The technology could one day assemble and repair hard-to-reach circuits, act as a universal screw or retrieve foreign objects from a body, researchers say

A portrait of Anne d’Alégre, a 17th-century French noblewoman who masked her poor dentition with gold wire and an elephant ivory false tooth

What Secrets Lie Beneath This 17th-Century French Aristocrat's Smile?

New research suggests noblewoman Anne d’Alégre used gold wire to keep her decaying teeth in place

An orbital diagram shows that 2023 BU's trajectory (in red) passed closer to Earth on January 26, 2023 than the orbits of geosynchronous satellites (in green). 

An Asteroid Just Passed Very Close to Earth

The truck-sized space rock came within 2,200 miles of our planet, closer than some satellites

Concept art for the final form of NASA's experimental X-57 Maxwell electric plane. The plane is not expected to ever reach this phase, as the program's time and funds are running out.

NASA’s Electric Plane Will Take Flight This Year—but Its Future Is Uncertain

The X-57 Maxwell has removed some barriers to electric flight, but its funding expires soon

Some fungi can take over ants' minds, killing the host and using its body to spread spores to other victims.

The Real Zombie Fungus That Inspired HBO's 'The Last of Us'

Humans will probably never face a fungal apocalypse, but in the insect world, mind-controlling fungi can pose a serious threat

Wolves on Pleasant Island are actively hunting and eating sea otters.

Alaska

In Alaska, Hungry Wolves Have Started Eating Sea Otters

After devouring their island's deer, these canines may be the first land predators to rely on sea otters as a main food source

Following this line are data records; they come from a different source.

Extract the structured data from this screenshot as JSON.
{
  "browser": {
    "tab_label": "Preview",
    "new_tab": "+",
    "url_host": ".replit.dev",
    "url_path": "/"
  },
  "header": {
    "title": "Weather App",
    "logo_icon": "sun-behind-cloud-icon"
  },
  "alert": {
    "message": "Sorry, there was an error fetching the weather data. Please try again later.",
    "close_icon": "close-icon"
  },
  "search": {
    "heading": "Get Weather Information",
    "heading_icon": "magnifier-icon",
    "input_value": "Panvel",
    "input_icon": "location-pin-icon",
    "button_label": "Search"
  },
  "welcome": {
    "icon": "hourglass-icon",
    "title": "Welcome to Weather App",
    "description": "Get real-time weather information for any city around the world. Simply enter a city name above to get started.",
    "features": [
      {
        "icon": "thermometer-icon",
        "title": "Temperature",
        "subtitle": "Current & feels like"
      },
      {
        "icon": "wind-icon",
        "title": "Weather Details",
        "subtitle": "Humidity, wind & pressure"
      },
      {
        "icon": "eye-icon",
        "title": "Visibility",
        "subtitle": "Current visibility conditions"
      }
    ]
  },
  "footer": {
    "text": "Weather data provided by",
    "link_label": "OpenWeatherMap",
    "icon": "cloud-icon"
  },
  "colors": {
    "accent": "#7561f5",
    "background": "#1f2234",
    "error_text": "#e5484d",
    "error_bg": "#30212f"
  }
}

The first traffic court case to use a "robot lawyer" is set for February 22.

The First 'A.I. Lawyer' Will Help Defendants Fight Speeding Tickets

Two people equipped with Bluetooth earpieces will repeat to a judge what the robot tells them

Ants don't have noses, but they detect scents using antennae atop their heads.

These Ants Were Trained to Sniff Out Cancer

In just ten minutes, an ant could learn to identify urine from mice with cancerous tumors, a new study finds

An artist's rendition of a cross-section of Earth. The innermost layer, the inner core, is a 1,500-mile-wide ball of iron.

The Spin of Earth's Inner Core May Be Changing, Scientists Say

A new study finds our planet's iron center shifts between spinning slightly faster and slightly slower than the surface—but not all experts agree

loading icon